IECDB AO 2007-02
TO ALL INTERESTED PERSONS:
Pursuant to Iowa Code section 68B.32A(11) and rule 351—1.2, the Iowa Ethics and Campaign Disclosure Board issues this opinion on the issue on the application of the corporate contribution ban to other types of business entities. The Board’s jurisdiction is limited to the application of Iowa Code chapters 68A and 68B, Iowa Code section 8.7, and rules in Iowa Administrative Code chapter 351. Advice in a Board opinion, if followed, constitutes a defense to a subsequent complaint based on the same facts and circumstances.
Iowa Code section 68A.503, in part, prohibits certain entities from making contributions to influence the outcome of candidate elections. That statute, in pertinent part, states the following:
“Except as provided in subsections 3 and 4, it is unlawful for an insurance company, savings and loan association, bank, credit union, or corporation organized pursuant to the laws of this state, the United States, or any other state, territory, or foreign country, whether for profit or not, or an officer, agent, or representative acting for such insurance company, savings and loan association, bank, credit union, or corporation, to contribute any money, property, labor, or thing of value, directly or indirectly, to a committee, or to expressly advocate that the vote of an elector be used to nominate, elect, or defeat a candidate for public office….”1
The issue has been raised if the corporate contribution ban applies to other business entities. If the business entity is established as an insurance company, savings and loan association, bank, or credit union, clearly the business entity falls under the prohibitions in Iowa Code section 68A.503. The remaining issue is whether or not the business entity is treated as a “corporation” for purposes of the statute.
Generally, the issue of whether or not the corporate contribution ban applies to other types of business entities has arisen in the context of a limited liability company (LLC). Corporations are created by the filing of articles of incorporation with the government.
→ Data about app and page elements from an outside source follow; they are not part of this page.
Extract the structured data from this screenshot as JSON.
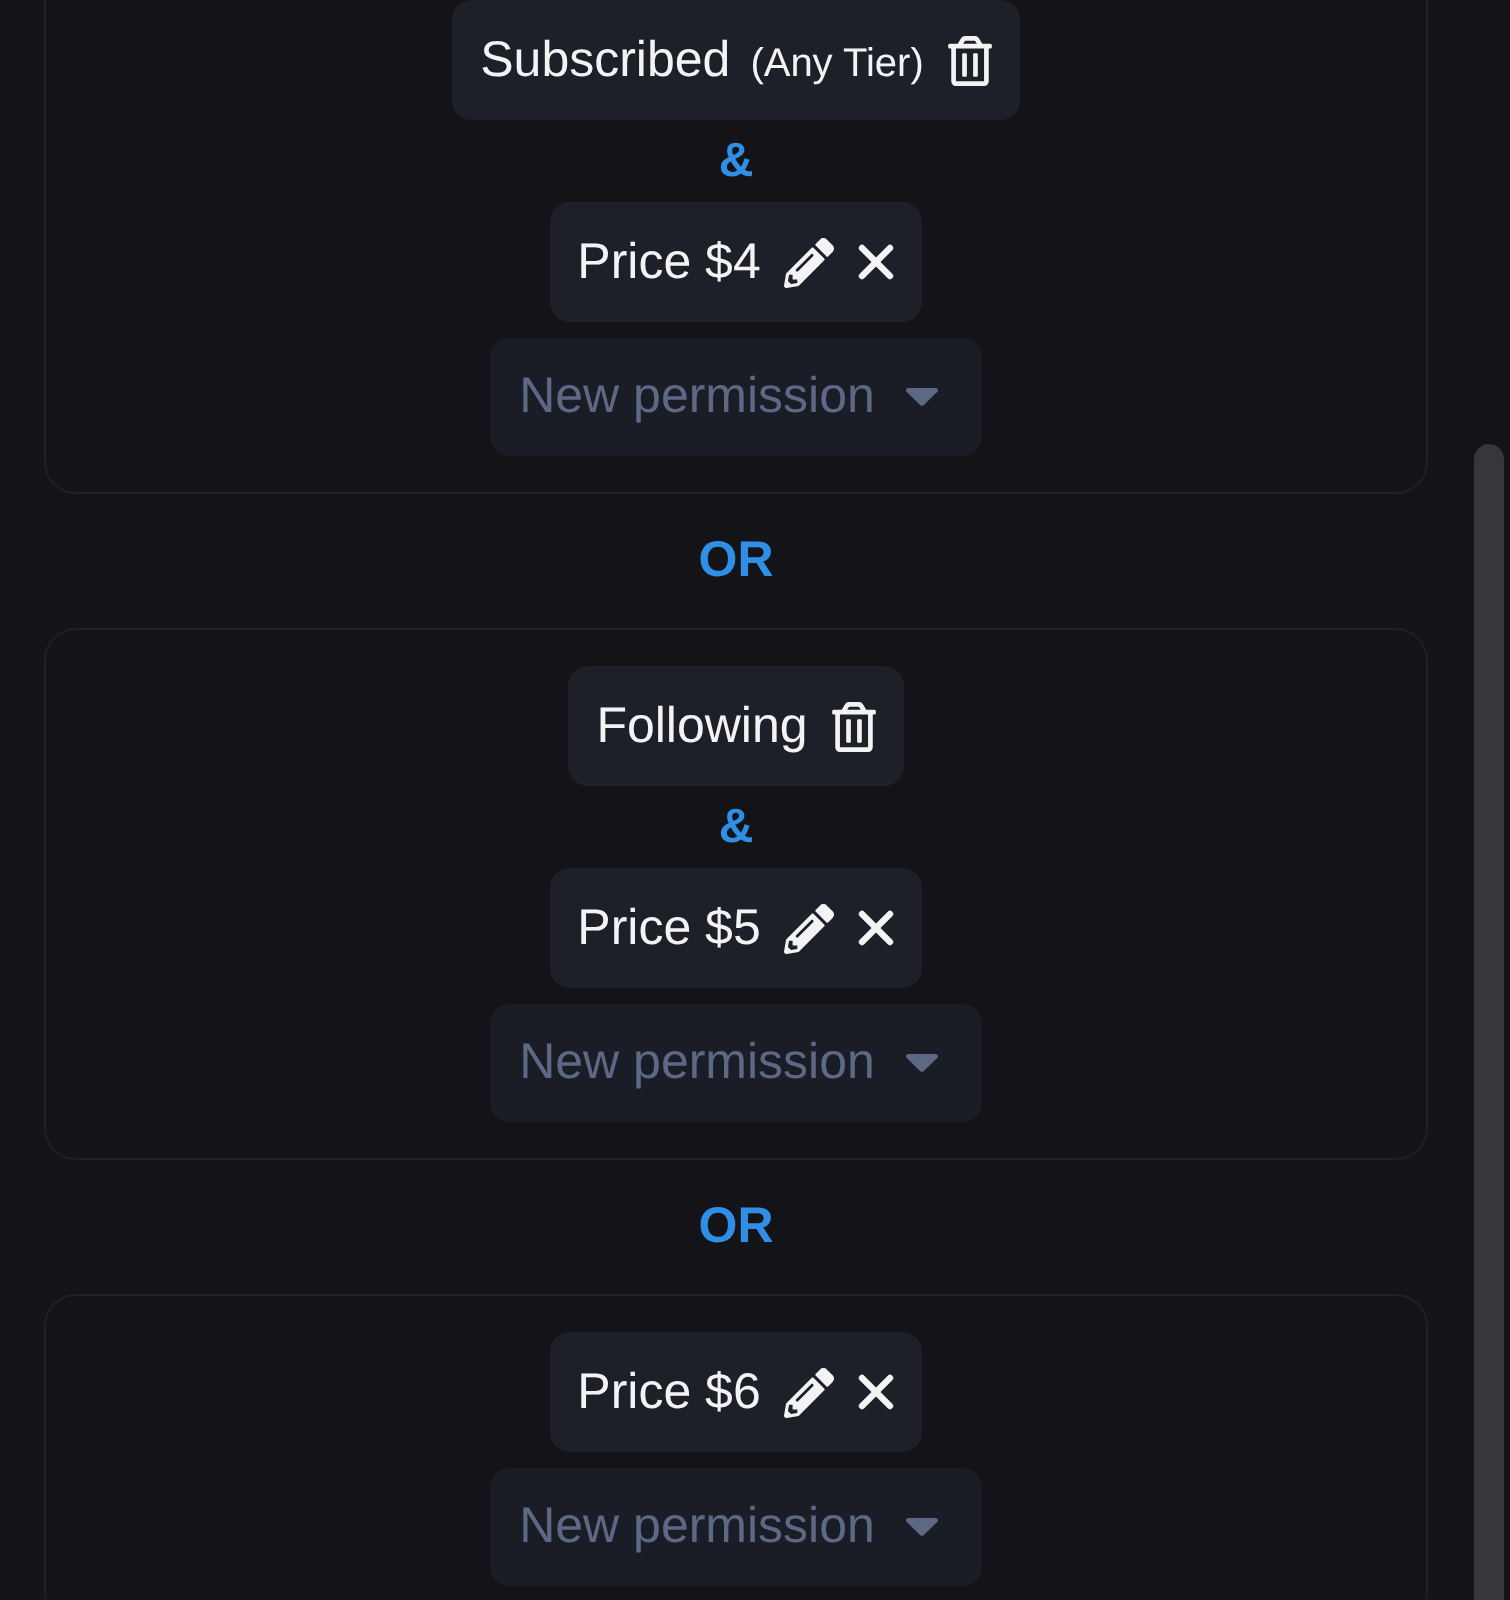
{
  "permission_rules": [
    {
      "kind": "group",
      "items": [
        {
          "kind": "membership",
          "label": "Subscribed",
          "note": "(Any Tier)"
        },
        {
          "kind": "joiner",
          "text": "&"
        },
        {
          "kind": "price",
          "label": "Price $4"
        }
      ],
      "new_permission": {
        "placeholder": "New permission"
      }
    },
    {
      "kind": "separator",
      "text": "OR"
    },
    {
      "kind": "group",
      "items": [
        {
          "kind": "membership",
          "label": "Following"
        },
        {
          "kind": "joiner",
          "text": "&"
        },
        {
          "kind": "price",
          "label": "Price $5"
        }
      ],
      "new_permission": {
        "placeholder": "New permission"
      }
    },
    {
      "kind": "separator",
      "text": "OR"
    },
    {
      "kind": "group",
      "items": [
        {
          "kind": "price",
          "label": "Price $6"
        }
      ],
      "new_permission": {
        "placeholder": "New permission"
      }
    }
  ]
}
An LLC is created by filing articles of organization with the government. Other business entities may or may not file paperwork with the government. These business entities may have some of the same legal benefits that are available to corporations. However, corporations and these other business entities are not identical legal entities.
In determining whether a business entity is or is not a “corporation” the Board will look to see if the business entity files articles of incorporation or some other type of legal document. If a business entity files articles of incorporation, then it is a corporation and falls under the prohibitions in Iowa Code section 68A.503. If a business entity files some other type of paperwork, it is not a corporation and it will not fall under the prohibitions of Iowa Code section 68A.503 (unless it is an entity that is otherwise a prohibited contributor under the statute).
In closing, the Board notes that this opinion is limited to the sole issue of how certain business entities will be treated under Iowa Code section 68A.503 as applied to the creation and form of the entities.
BY DIRECTION AND VOTE OF THE BOARD
James Albert, Board Chair
Janet Carl, Vice Chair
Submitted by: W. Charles Smithson, Board Legal Counsel
1The statute also provides that these prohibitions do not apply to ballot issue elections.